Summers are beautiful in North Idaho; however, as much as we enjoy this time of year, it can be hard on pets at times. Here are some summer safety tips to keep in mind:
- Don’t assume your dog can swim well
Just because dogs instinctively know how to swim, doesn’t mean they’re good swimmers. If you and your dog enjoy water activities on the lake, like boating, kayaking, and paddle boarding, it’s a good idea to have Fido wear a doggie life jacket, even if he is a good swimmer.
- Remember that food and drink commonly found at barbecues can be poisonous to pets
Keep alcoholic beverages away from pets, as they can cause intoxication, depression, and comas. Similarly, remember that the snacks enjoyed by your human friends should not be a treat for your pet; any change of diet, even for one meal, may give your dog or cat severe digestive ailments. Avoid raisins, grapes, onions, chocolate and products with the sweetener xylitol.
- Commonly used rodenticides and lawn & garden insecticides can be harmful to cats and dogs if ingested
Keep them out of reach. Keep citronella candles, tiki torch products, and insect coils of out pets’ reach as well. Call your veterinarian if you suspect your animal has ingested a poisonous substance.
- Make sure your dog is protected from parasites like fleas, ticks, and mosquitoes
If not protected, your dog is at risk for Rocky Mountain spotted fever, and a host of other nasty and dangerous conditions. And don’t forget, many of these diseases can be caught by people too!
- Dogs get can get sunburned
Believe it or not, dogs can sunburn, especially those with short or light-colored coats. And just like with people, sunburns can be painful for a dog and overexposure to the sun can lead to skin cancer. Talk to your veterinarian about sunscreens for your dog (don’t assume a sunscreen for people is appropriate for your dog).
- Keep your dog’s paws cool
When the sun is cooking, try to keep your pet off of hot asphalt; not only can it burn paws, but it can also increase body temperature and lead to overheating.
- Be on the lookout in lakes and ponds

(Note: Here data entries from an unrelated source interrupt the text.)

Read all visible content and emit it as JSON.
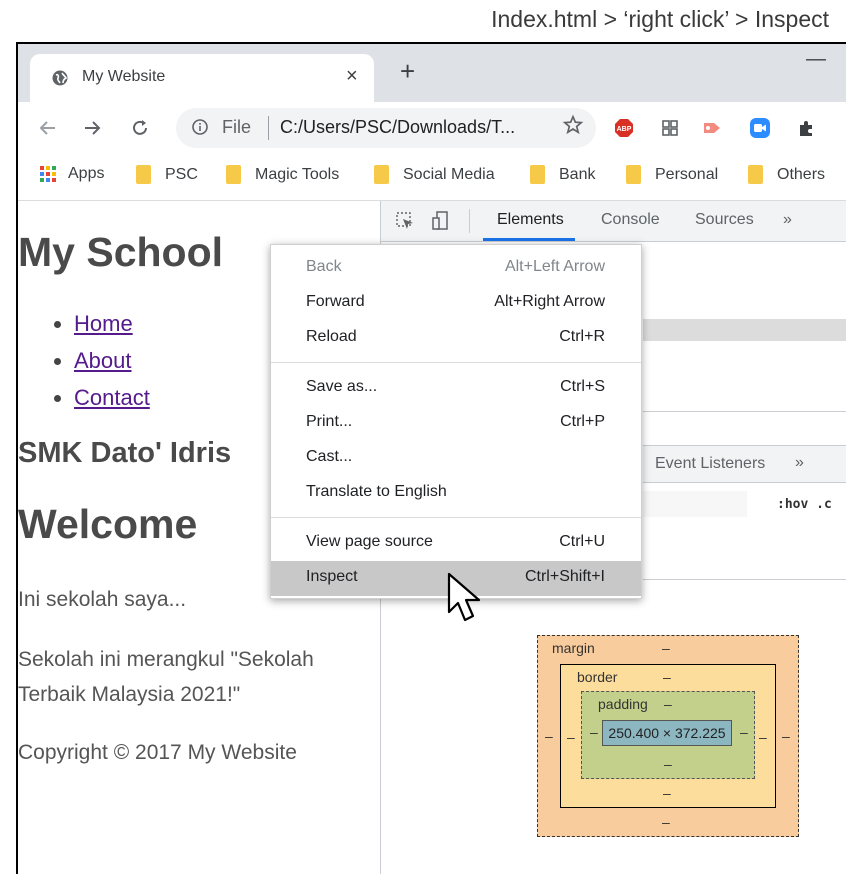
{
  "caption": "Index.html > ‘right click’ > Inspect",
  "browser": {
    "tab_title": "My Website",
    "tab_close": "×",
    "new_tab": "+",
    "minimize": "—",
    "url_scheme": "File",
    "url": "C:/Users/PSC/Downloads/T...",
    "bookmarks": [
      "Apps",
      "PSC",
      "Magic Tools",
      "Social Media",
      "Bank",
      "Personal",
      "Others"
    ],
    "colors": {
      "tabstrip": "#dee1e6",
      "omnibox": "#f1f3f4",
      "folder": "#f7c948"
    }
  },
  "page": {
    "h1": "My School",
    "nav": [
      "Home",
      "About",
      "Contact"
    ],
    "h3": "SMK Dato' Idris",
    "h2": "Welcome",
    "p1": "Ini sekolah saya...",
    "p2_line1": "Sekolah ini merangkul \"Sekolah",
    "p2_line2": "Terbaik Malaysia 2021!\"",
    "footer": "Copyright © 2017 My Website"
  },
  "devtools": {
    "tabs": [
      "Elements",
      "Console",
      "Sources",
      "»"
    ],
    "sub_tabs": [
      "Event Listeners",
      "»"
    ],
    "hov": ":hov .c",
    "box_model": {
      "margin_label": "margin",
      "border_label": "border",
      "padding_label": "padding",
      "dash": "–",
      "content_size": "250.400 × 372.225"
    }
  },
  "context_menu": {
    "groups": [
      [
        {
          "label": "Back",
          "shortcut": "Alt+Left Arrow",
          "disabled": true
        },
        {
          "label": "Forward",
          "shortcut": "Alt+Right Arrow"
        },
        {
          "label": "Reload",
          "shortcut": "Ctrl+R"
        }
      ],
      [
        {
          "label": "Save as...",
          "shortcut": "Ctrl+S"
        },
        {
          "label": "Print...",
          "shortcut": "Ctrl+P"
        },
        {
          "label": "Cast...",
          "shortcut": ""
        },
        {
          "label": "Translate to English",
          "shortcut": ""
        }
      ],
      [
        {
          "label": "View page source",
          "shortcut": "Ctrl+U"
        },
        {
          "label": "Inspect",
          "shortcut": "Ctrl+Shift+I",
          "highlighted": true
        }
      ]
    ]
  }
}
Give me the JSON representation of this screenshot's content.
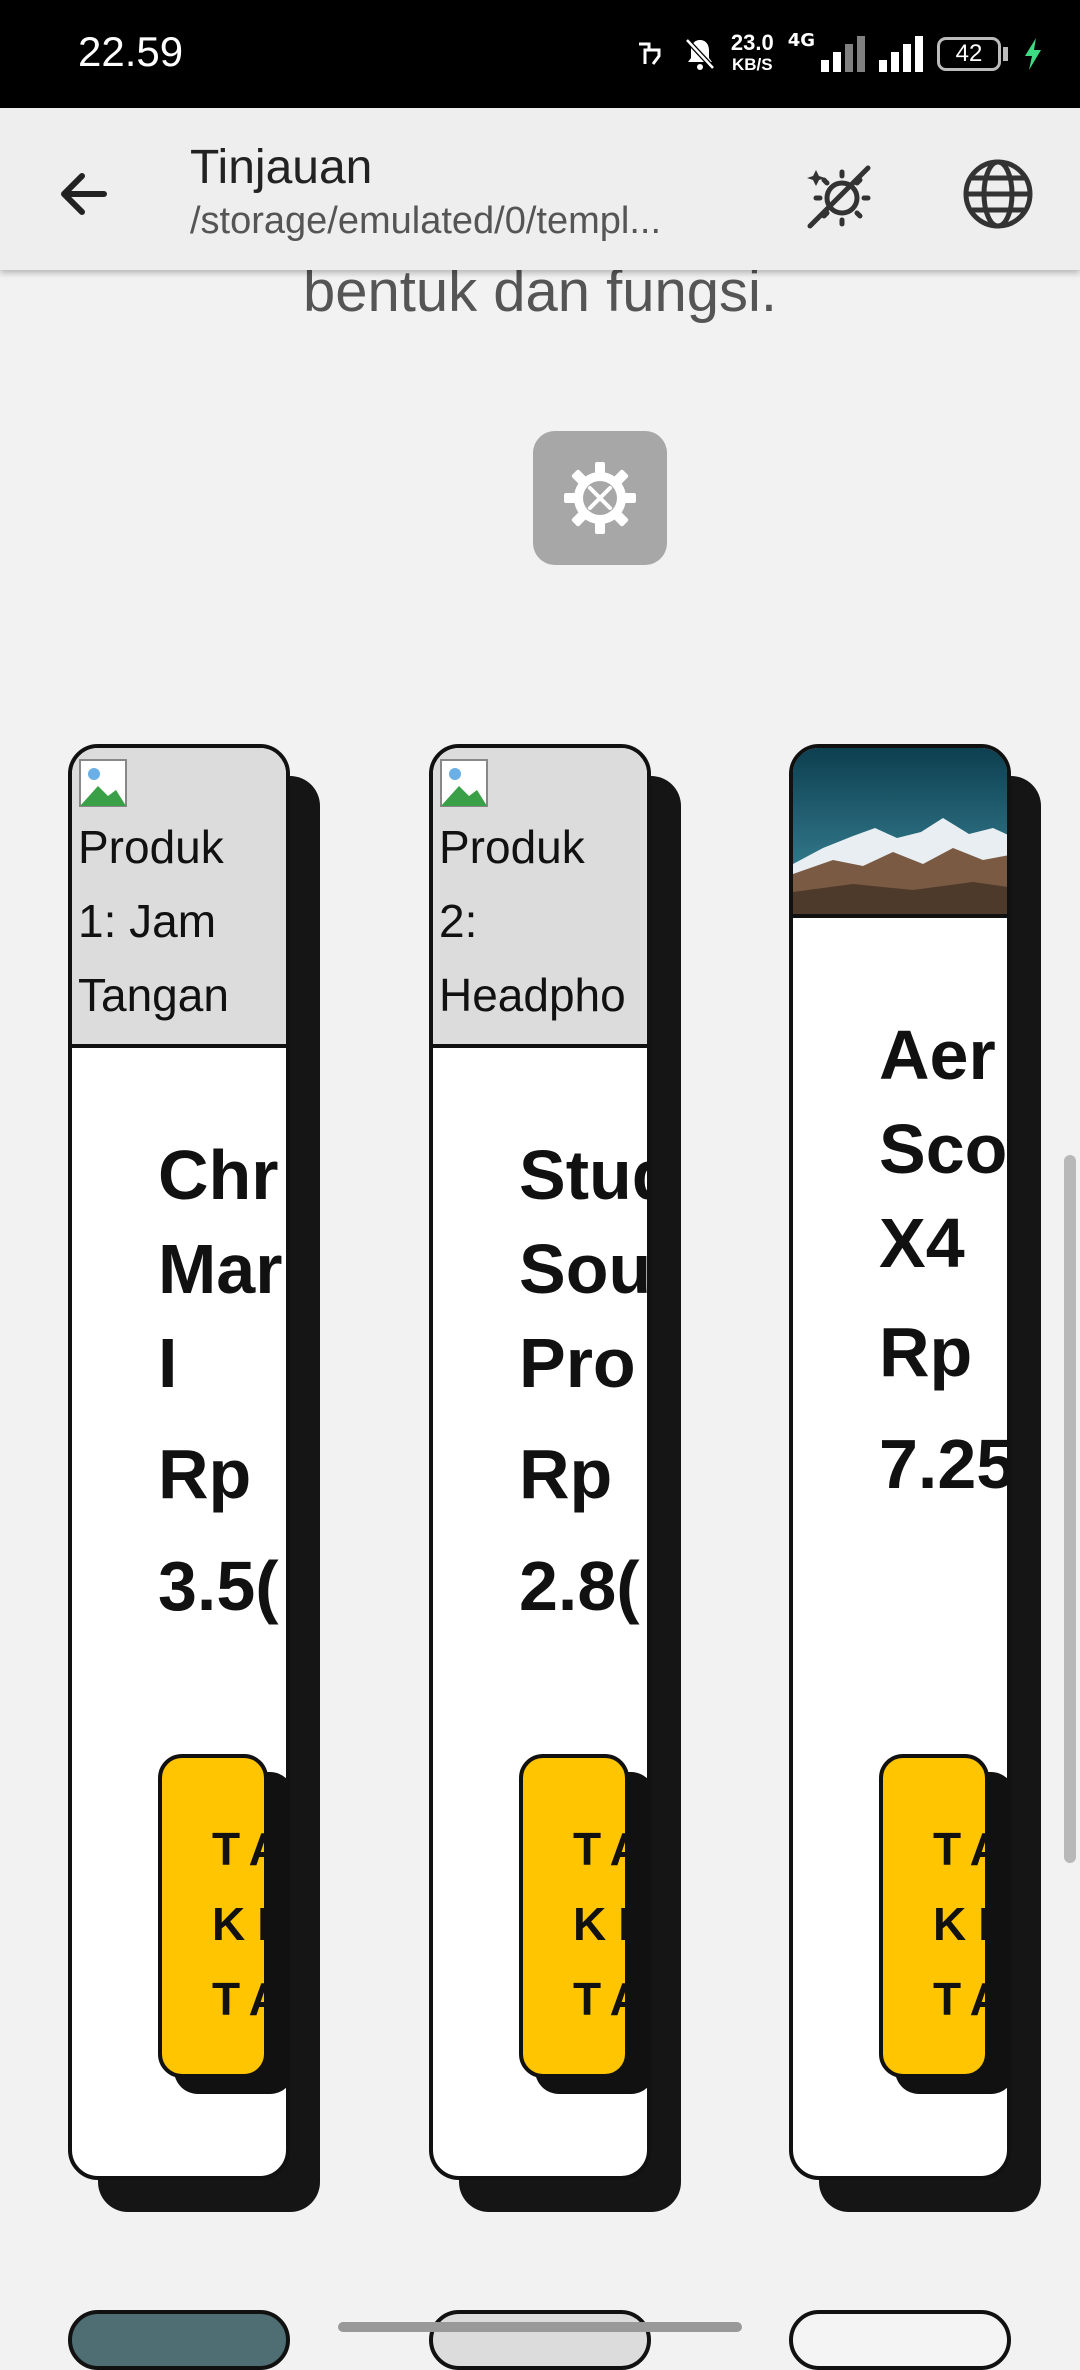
{
  "status_bar": {
    "time": "22.59",
    "net_speed": "23.0",
    "net_speed_unit": "KB/S",
    "network_type": "4G",
    "battery": "42"
  },
  "app_bar": {
    "title": "Tinjauan",
    "subtitle": "/storage/emulated/0/templ..."
  },
  "content": {
    "tagline": "bentuk dan fungsi.",
    "products": [
      {
        "image_alt": [
          "Produk",
          "1: Jam",
          "Tangan"
        ],
        "name": [
          "Chr",
          "Mar",
          "I"
        ],
        "price": [
          "Rp",
          "3.5("
        ],
        "button": [
          "TA",
          "KE",
          "TA"
        ]
      },
      {
        "image_alt": [
          "Produk",
          "2:",
          "Headpho"
        ],
        "name": [
          "Stud",
          "Sou",
          "Pro"
        ],
        "price": [
          "Rp",
          "2.8("
        ],
        "button": [
          "TA",
          "KE",
          "TA"
        ]
      },
      {
        "image_alt": [],
        "name": [
          "Aer",
          "Sco",
          "X4"
        ],
        "price": [
          "Rp",
          "7.25"
        ],
        "button": [
          "TA",
          "KE",
          "TA"
        ]
      }
    ]
  },
  "colors": {
    "accent": "#ffc500",
    "card_border": "#111111",
    "page_background": "#f2f2f2"
  }
}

Avoid lakes and ponds with blue-green algae, signified by scummy water and a foul odor. Algae can produce a toxin that may cause severe sickness or seizures quickly if your pet ingests the water, by either drinking from the lake or licking tainted fur.
- Your dog should always have access to fresh drinking water and shade
Dogs get much thirstier than we do when they get hot, and other than panting and drinking, they really have no way to cool themselves down.
- Never leave your pets in a parked car
Not even for a minute. Not even with the car running and air conditioner on. You may think leaving your pet in a car for a few minutes is no big deal, but it can quickly lead to heat stroke in dogs and cats. In bright sunshine, your car acts like an oven, becoming much hotter inside than the outside air even. In fact, on a sunny 70 degree day, your car can heat up to over 100 degrees within minutes. If you need to run errands and don’t want to leave your pooch home alone, bring him to doggie daycare.
- Limit exercise on hot days
Take care when exercising your pet. Adjust intensity and duration of exercise in accordance with the temperature. On very hot days, limit exercise to early morning or evening hours, and be especially careful with short-nosed pets, who typically have difficulty breathing. Always carry water with you to keep your dog from dehydrating.
- Safe Travels
Unfamiliar surroundings can be unsettling to your pup. Summertime can mean travel or new places to explore. Err on the side of caution by keeping your dog on-leash in any new environment. If you’re traveling, take your vet’s contact info with you and get a recommendation for a vet in your destination area. A collar with identity tags is good protection in case the pet gets lost, but a microchip is even better. Having both is best.
By being aware of summer hazards, you and your pet(s) can continue to enjoy a carefree and fun-filled season.